***** DATA SUPPLIED *****
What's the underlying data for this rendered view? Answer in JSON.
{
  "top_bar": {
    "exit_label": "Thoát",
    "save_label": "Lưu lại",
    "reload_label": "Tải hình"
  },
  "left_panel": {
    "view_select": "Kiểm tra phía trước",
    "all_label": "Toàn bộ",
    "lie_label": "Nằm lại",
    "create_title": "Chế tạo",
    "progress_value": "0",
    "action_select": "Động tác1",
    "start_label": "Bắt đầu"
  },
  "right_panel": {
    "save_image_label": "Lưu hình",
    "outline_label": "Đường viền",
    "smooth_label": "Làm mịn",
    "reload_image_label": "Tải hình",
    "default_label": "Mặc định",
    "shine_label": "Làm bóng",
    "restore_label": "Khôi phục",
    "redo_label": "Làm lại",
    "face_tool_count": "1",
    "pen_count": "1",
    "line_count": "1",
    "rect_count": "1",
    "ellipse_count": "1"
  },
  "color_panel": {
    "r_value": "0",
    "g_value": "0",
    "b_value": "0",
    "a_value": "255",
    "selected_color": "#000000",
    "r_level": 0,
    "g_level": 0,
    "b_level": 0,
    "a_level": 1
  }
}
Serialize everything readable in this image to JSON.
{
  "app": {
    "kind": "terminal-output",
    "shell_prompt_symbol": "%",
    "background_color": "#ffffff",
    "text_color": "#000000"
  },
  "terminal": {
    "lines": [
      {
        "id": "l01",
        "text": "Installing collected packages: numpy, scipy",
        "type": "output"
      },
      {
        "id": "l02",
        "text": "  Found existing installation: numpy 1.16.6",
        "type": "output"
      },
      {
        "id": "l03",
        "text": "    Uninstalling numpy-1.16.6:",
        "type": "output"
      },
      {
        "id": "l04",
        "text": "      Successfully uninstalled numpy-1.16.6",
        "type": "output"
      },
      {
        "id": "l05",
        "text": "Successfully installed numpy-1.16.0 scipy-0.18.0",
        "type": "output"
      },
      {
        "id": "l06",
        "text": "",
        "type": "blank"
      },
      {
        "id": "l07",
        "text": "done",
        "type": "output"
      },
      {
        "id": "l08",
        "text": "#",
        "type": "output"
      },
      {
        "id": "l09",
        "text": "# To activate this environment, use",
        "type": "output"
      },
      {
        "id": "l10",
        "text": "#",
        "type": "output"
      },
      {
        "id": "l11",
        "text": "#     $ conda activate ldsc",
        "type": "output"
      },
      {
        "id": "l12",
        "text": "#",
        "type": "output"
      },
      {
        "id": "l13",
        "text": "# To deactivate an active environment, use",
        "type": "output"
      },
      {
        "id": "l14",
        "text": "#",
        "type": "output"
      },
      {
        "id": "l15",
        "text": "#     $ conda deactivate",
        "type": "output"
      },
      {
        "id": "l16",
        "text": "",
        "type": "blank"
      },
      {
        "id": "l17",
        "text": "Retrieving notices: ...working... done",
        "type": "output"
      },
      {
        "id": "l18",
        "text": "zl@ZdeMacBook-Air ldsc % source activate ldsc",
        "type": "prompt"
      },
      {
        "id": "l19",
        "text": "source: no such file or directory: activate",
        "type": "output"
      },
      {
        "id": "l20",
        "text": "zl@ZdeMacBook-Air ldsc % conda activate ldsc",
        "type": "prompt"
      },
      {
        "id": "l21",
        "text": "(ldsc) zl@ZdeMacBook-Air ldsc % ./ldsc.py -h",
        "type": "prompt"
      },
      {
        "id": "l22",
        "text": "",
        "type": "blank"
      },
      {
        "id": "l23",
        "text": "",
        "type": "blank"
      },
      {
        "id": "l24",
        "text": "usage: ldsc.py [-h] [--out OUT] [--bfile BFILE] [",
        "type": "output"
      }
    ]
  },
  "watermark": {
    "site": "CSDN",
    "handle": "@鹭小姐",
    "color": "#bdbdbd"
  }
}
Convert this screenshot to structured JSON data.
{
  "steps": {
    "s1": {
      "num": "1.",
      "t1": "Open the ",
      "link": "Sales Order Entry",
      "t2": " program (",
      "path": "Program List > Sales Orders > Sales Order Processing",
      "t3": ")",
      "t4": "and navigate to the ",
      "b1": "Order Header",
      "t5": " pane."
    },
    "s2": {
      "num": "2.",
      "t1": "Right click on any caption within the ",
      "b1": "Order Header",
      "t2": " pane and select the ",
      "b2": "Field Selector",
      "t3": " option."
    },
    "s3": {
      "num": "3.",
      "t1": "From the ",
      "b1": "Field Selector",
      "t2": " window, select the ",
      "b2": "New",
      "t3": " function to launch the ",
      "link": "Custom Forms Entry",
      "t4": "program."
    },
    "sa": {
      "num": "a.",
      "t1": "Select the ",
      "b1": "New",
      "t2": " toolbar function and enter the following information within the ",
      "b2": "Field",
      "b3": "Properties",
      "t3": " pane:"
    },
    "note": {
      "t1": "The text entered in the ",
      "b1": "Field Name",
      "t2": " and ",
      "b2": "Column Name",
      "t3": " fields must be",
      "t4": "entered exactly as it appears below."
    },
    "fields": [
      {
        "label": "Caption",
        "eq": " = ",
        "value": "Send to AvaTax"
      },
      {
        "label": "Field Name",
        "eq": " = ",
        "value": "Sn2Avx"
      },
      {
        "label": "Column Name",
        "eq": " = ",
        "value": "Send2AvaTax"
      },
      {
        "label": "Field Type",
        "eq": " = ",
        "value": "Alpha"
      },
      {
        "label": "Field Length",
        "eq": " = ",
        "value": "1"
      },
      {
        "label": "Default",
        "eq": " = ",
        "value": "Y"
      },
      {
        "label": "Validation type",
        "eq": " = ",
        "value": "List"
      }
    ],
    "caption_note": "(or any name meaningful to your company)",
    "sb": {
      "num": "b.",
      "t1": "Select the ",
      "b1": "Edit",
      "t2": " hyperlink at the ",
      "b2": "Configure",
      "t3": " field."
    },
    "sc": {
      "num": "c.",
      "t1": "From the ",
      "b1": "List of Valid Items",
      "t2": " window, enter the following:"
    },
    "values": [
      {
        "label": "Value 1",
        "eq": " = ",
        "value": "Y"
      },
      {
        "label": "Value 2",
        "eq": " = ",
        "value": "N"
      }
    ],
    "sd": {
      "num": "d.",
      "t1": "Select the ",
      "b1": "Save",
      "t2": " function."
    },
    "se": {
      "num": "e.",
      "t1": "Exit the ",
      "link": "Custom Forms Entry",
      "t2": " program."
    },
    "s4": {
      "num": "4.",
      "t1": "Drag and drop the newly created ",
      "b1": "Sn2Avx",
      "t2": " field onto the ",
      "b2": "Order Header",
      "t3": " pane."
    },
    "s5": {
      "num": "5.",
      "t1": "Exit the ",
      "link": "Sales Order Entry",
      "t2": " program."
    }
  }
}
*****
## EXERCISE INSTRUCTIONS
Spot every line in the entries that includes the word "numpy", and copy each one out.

## WRITTEN ANSWER
        "text": "Installing collected packages: numpy, scipy",
        "text": "  Found existing installation: numpy 1.16.6",
        "text": "    Uninstalling numpy-1.16.6:",
        "text": "      Successfully uninstalled numpy-1.16.6",
        "text": "Successfully installed numpy-1.16.0 scipy-0.18.0",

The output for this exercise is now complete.